The prover accepts the question, calculates the answer, and returns it to the verifier. The prover’s response allows the verifier to check if the former really has access to the witness. To ensure the prover isn’t guessing blindly and getting the correct answers by chance, the verifier picks more questions to ask. By repeating this interaction many times, the possibility of the prover faking knowledge of the witness drops significantly until the verifier is satisfied.
The above describes the structure of an ‘interactive Zero Knowledge proof’. Early Zero Knowledge protocols used interactive proving, where verifying the validity of a statement required back-and-forth communication between proverbs and verifiers.
Zero Knowledge Proof’s Investment Opportunities?
At the same time, BNB Chain adds that it will accelerate ZK Tooling in 2023 . At the same time, Binance also aims to “more than triple” the number of validators to ensure better network governance.
Many projects are in the process of developing ZK technology and have made certain progress: Polygon’s zkEVM, StarkNet’s token launch, zkSync 2.0 (zkSync’s zkEVM) rebranding to zkSync Era and opening Fair Launch Alpha…
Some notable projects in the ZK array are:
Mina Protocol (MINA): Mina Protocol is a potential project that has received a total of 136.7 million USD in investment through 6 rounds of funding, MINA has been sold ICO through Coinlist.
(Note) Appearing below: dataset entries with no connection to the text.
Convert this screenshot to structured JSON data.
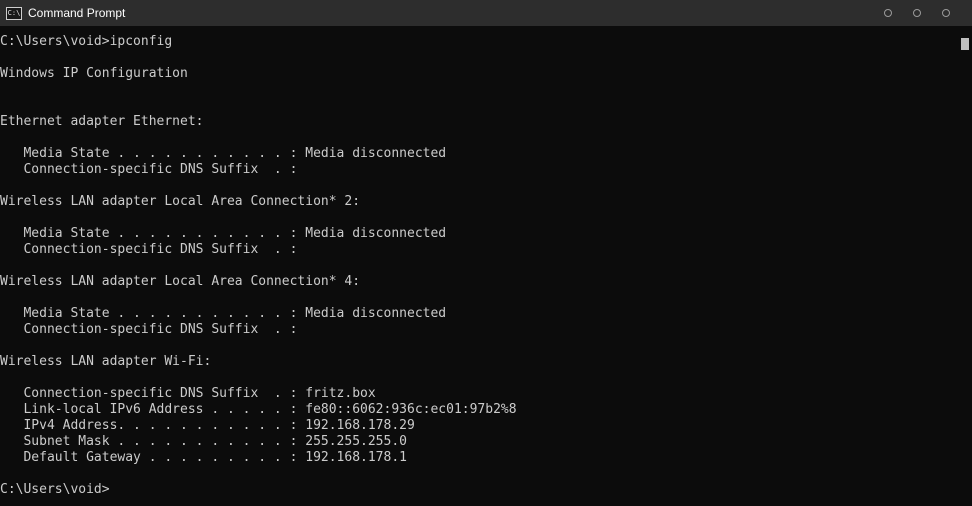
{
  "window": {
    "title": "Command Prompt",
    "icon_text": "C:\\",
    "icon": "console-window-icon",
    "controls": [
      "minimize-icon",
      "maximize-icon",
      "close-icon"
    ]
  },
  "console": {
    "lines": [
      "C:\\Users\\void>ipconfig",
      "",
      "Windows IP Configuration",
      "",
      "",
      "Ethernet adapter Ethernet:",
      "",
      "   Media State . . . . . . . . . . . : Media disconnected",
      "   Connection-specific DNS Suffix  . :",
      "",
      "Wireless LAN adapter Local Area Connection* 2:",
      "",
      "   Media State . . . . . . . . . . . : Media disconnected",
      "   Connection-specific DNS Suffix  . :",
      "",
      "Wireless LAN adapter Local Area Connection* 4:",
      "",
      "   Media State . . . . . . . . . . . : Media disconnected",
      "   Connection-specific DNS Suffix  . :",
      "",
      "Wireless LAN adapter Wi-Fi:",
      "",
      "   Connection-specific DNS Suffix  . : fritz.box",
      "   Link-local IPv6 Address . . . . . : fe80::6062:936c:ec01:97b2%8",
      "   IPv4 Address. . . . . . . . . . . : 192.168.178.29",
      "   Subnet Mask . . . . . . . . . . . : 255.255.255.0",
      "   Default Gateway . . . . . . . . . : 192.168.178.1",
      "",
      "C:\\Users\\void>"
    ]
  },
  "colors": {
    "background": "#0c0c0c",
    "text": "#cccccc",
    "titlebar": "#2d2d2d"
  }
}
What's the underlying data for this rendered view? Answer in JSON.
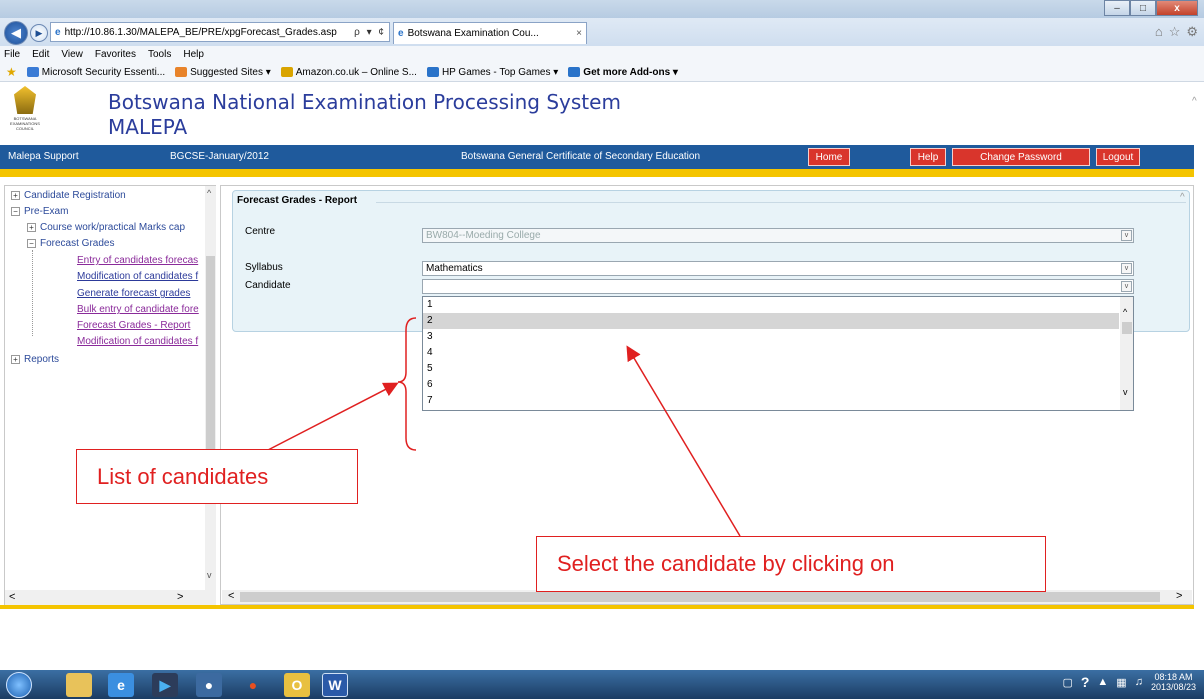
{
  "browser": {
    "address_url": "http://10.86.1.30/MALEPA_BE/PRE/xpgForecast_Grades.asp",
    "address_controls": "ρ ▾ ¢",
    "tab_title": "Botswana Examination Cou...",
    "tab_close": "×",
    "window_min": "–",
    "window_max": "□",
    "window_close": "x",
    "chrome_icons": [
      "⌂",
      "☆",
      "⚙"
    ],
    "menu": [
      "File",
      "Edit",
      "View",
      "Favorites",
      "Tools",
      "Help"
    ],
    "favorites": [
      {
        "label": "Microsoft Security Essenti...",
        "color": "#3a7bd5"
      },
      {
        "label": "Suggested Sites ▾",
        "color": "#e8832a"
      },
      {
        "label": "Amazon.co.uk – Online S...",
        "color": "#d9a400"
      },
      {
        "label": "HP Games - Top Games ▾",
        "color": "#2a73c9"
      },
      {
        "label": "Get more Add-ons ▾",
        "color": "#2a73c9"
      }
    ]
  },
  "header": {
    "title": "Botswana National Examination Processing System",
    "subtitle": "MALEPA",
    "logo_caption": "BOTSWANA EXAMINATIONS COUNCIL"
  },
  "bluebar": {
    "support": "Malepa Support",
    "session": "BGCSE-January/2012",
    "exam": "Botswana General Certificate of Secondary Education",
    "home": "Home",
    "help": "Help",
    "change_password": "Change Password",
    "logout": "Logout"
  },
  "tree": {
    "candidate_registration": "Candidate Registration",
    "pre_exam": "Pre-Exam",
    "course_work": "Course work/practical Marks cap",
    "forecast_grades": "Forecast Grades",
    "leaves": [
      "Entry of candidates forecas",
      "Modification of candidates f",
      "Generate forecast grades",
      "Bulk entry of candidate fore",
      "Forecast Grades - Report",
      "Modification of candidates f"
    ],
    "reports": "Reports",
    "scroll_left": "<",
    "scroll_right": ">",
    "scroll_up": "^",
    "scroll_down": "v"
  },
  "form": {
    "title": "Forecast Grades - Report",
    "centre_label": "Centre",
    "centre_value": "BW804--Moeding College",
    "syllabus_label": "Syllabus",
    "syllabus_value": "Mathematics",
    "candidate_label": "Candidate",
    "candidate_value": "",
    "dropdown_arrow": "v"
  },
  "dropdown": {
    "options": [
      "1",
      "2",
      "3",
      "4",
      "5",
      "6",
      "7"
    ],
    "selected_index": 1,
    "scroll_up": "^",
    "scroll_down": "v"
  },
  "annotations": {
    "list_label": "List of candidates",
    "select_label": "Select the candidate by clicking on",
    "color": "#e02020"
  },
  "scrollbars": {
    "right_left": "<",
    "right_right": ">",
    "page_up": "^"
  },
  "taskbar": {
    "time": "08:18 AM",
    "date": "2013/08/23"
  }
}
This Mina Protocol ICO takes place from April 13 to April 16, 2021 at a price of $0.25.
Dusk Network (DUSK): Dusk Network has a working partnership with Bitfinex and Ethfinex, and is a member of the Binance Information Transparency initiative. Dusk Network conducted an open sale from August 2018 to November 2018 at $0.0404 per DUSK, raising ETH at $176.45/ETH.
ZigZag (ZZ): AMM project on zkSync – ZigZag intends to conduct an airdrop for early adopters of the platform. At 22:00 on June 24, ZigZag will sell 2% of the total supply of 100 million $ZZ management tokens on its exchange. Promising for a wave of ZK in the market next time.
Metis Network (METIS): Metis – Layer 2 platform using Optimistic Rollup technology on Ethereum backed by “Mother Vitalik”. Using ZK technology, Metis will provide a new way to validate transactions quickly and avoid security risks.
Immutable X (IMX): Immutable X has launched a $500 million fund called Immutable Ventures that will be drawn from investment from Animoca Brands, BITKRAFT Ventures, GameStop, Arrington Capital, King River Capital, AirTree and Double Peak.
There are also other notable names such as: Aleo , StarkNet , zkSync …
Zero-Knowledge Proof is a great technology, although it is not new, but its application to the development of the Blockchain industry is still a lot of new things that need to be examined and proven by practice. Twendee is a leading technology company in Blockchain services in Vietnam. Zero Knowledge Proof is one of the key applications invested in by Twendee in developing Blockchain solutions and products for the company as well as those of partners and customers.
Enterprises who are interested in Zero-Knowledge Proof technology and expect new waves of this technology shouldn’t forget to leave a message for Twendee, our team will bring you great solutions.